I started a new blog recently, www.AgeTreatmentNews.org. Lots of science news on aging is coming out now, often several credible, peer-reviewed reports per day. I'm linking to over 100 news stories already.
Why is so much progress happening now in the science of aging? One of the driving forces seems to be economic -- the need to reduce U.S. medical costs. One way to save money is to keep older persons healthier longer. This economic need overcomes the cultural bias that the decrepitude of old age is natural, God's punishment for being alive.
It reminds me of the early days of AIDS, when many people including scientists thought it would be incurable forever. Sad to say, their fatalism didn't change until AZT made money. Then it did change, opening the door to faster research, and the much better HIV treatments we have now.
If I can find modest support for AgeTreatmentNews, I could do it full time.
December 21, 2014
October 30, 2014
by John S. James
As AIDS activists begin to engage with the ebola outbreak, we need to get our message right. I think we should target dumb quarantines, not all quarantines. Especially, we should target dumb quarantines motivated by politics.
For example, Kaci Hickox, the MSF nurse who was quarantined at Newark Airport and then in Maine, seems to have been selected for quarantine attention because she had a temperature measured once as 101. But later, her temperature measurement became normal and stayed normal. Unless ebola has a quiescent phase -- most unlikely -- that meant that the original measurement was not due to ebola. It should then have been irrelevant to her status. But Maine's governor has a difficult re-election race next week.

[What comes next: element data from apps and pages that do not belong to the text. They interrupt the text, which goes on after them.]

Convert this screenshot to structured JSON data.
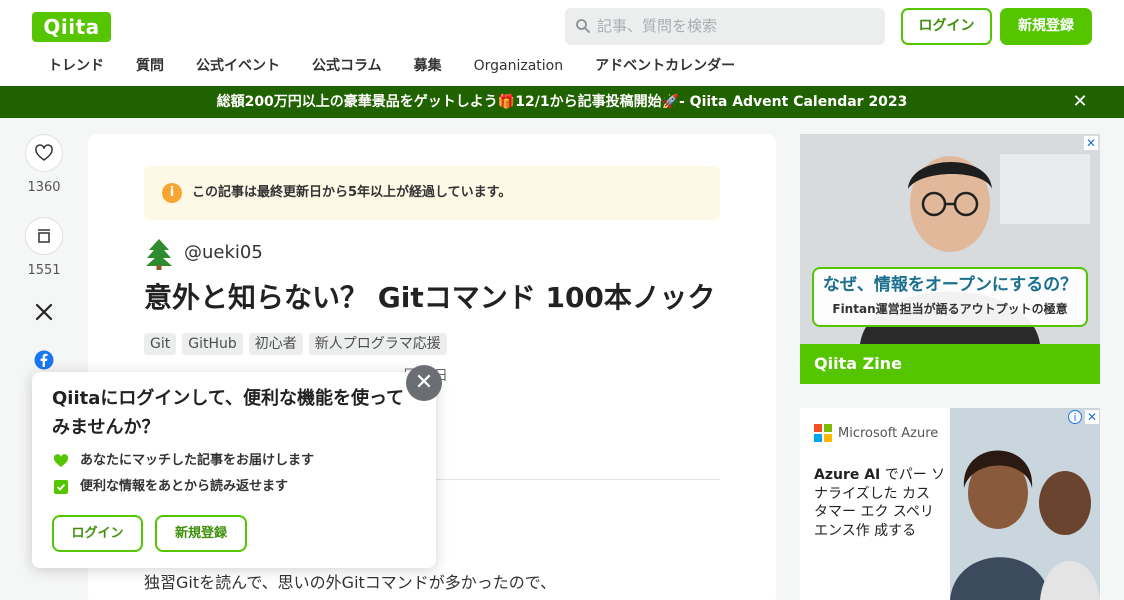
{
  "header": {
    "logo": "Qiita",
    "search_placeholder": "記事、質問を検索",
    "login_label": "ログイン",
    "signup_label": "新規登録",
    "nav": [
      "トレンド",
      "質問",
      "公式イベント",
      "公式コラム",
      "募集",
      "Organization",
      "アドベントカレンダー"
    ]
  },
  "banner": {
    "text": "総額200万円以上の豪華景品をゲットしよう🎁12/1から記事投稿開始🚀- Qiita Advent Calendar 2023",
    "close": "✕"
  },
  "side_actions": {
    "likes": "1360",
    "stocks": "1551"
  },
  "article": {
    "notice": "この記事は最終更新日から5年以上が経過しています。",
    "author": "@ueki05",
    "title": "意外と知らない？ Gitコマンド 100本ノック",
    "tags": [
      "Git",
      "GitHub",
      "初心者",
      "新人プログラマ応援"
    ],
    "date_fragment": "月28日",
    "body_first_line": "独習Gitを読んで、思いの外Gitコマンドが多かったので、"
  },
  "login_popup": {
    "title": "Qiitaにログインして、便利な機能を使ってみませんか？",
    "benefits": [
      "あなたにマッチした記事をお届けします",
      "便利な情報をあとから読み返せます"
    ],
    "login_label": "ログイン",
    "signup_label": "新規登録",
    "close": "✕"
  },
  "ads": {
    "zine": {
      "headline": "なぜ、情報をオープンにするの？",
      "sub": "Fintan運営担当が語るアウトプットの極意",
      "brand": "Qiita Zine"
    },
    "azure": {
      "brand": "Microsoft Azure",
      "text_bold": "Azure AI",
      "text_rest": " でパー ソ ナライズした カス タマー エク スペリ エンス作 成する"
    }
  },
  "colors": {
    "brand_green": "#55c500",
    "banner_green": "#206100",
    "notice_bg": "#fdf9e6"
  }
}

If there are more U.S. cases, the cost of a policy of quarantining everybody who cares for an ebola patient also needs to be considered. It would mean that doctors and nurses would be in permanent quarantine until they stopped caring for those patients. All sorts of problems would result.
So far, the most horrible example of dumb quarantine is Louisiana telling medical people who have recently been fighting ebola in West Africa not to attend the meeting of the American Society of Tropical Medicine and Hygiene, November 2-6 in New Orleans. This meeting is supposed to be a forum for sharing experiences and improving strategies for fighting the disease. See http://www.nature.com/news/ebola-controls-at-us-medical-meeting-spark-protest-1.16256
I can't imagine any situation where it would make sense to quarantine people who have no symptoms, no fever, no detectable virus, and no other sign of ebola infection, and who are willing to follow CDC and other medical recommendations. But conceivably, that might change.
Ebola activism is not a direct continuation of AIDS activism. The situations are very different. For example, stigma is a major problem in both cases, but the stigma is different.
Keeping an open mind even on quarantine will help reassure the public that we are always putting their interests first.
Posted by John S. James at 11:02 PM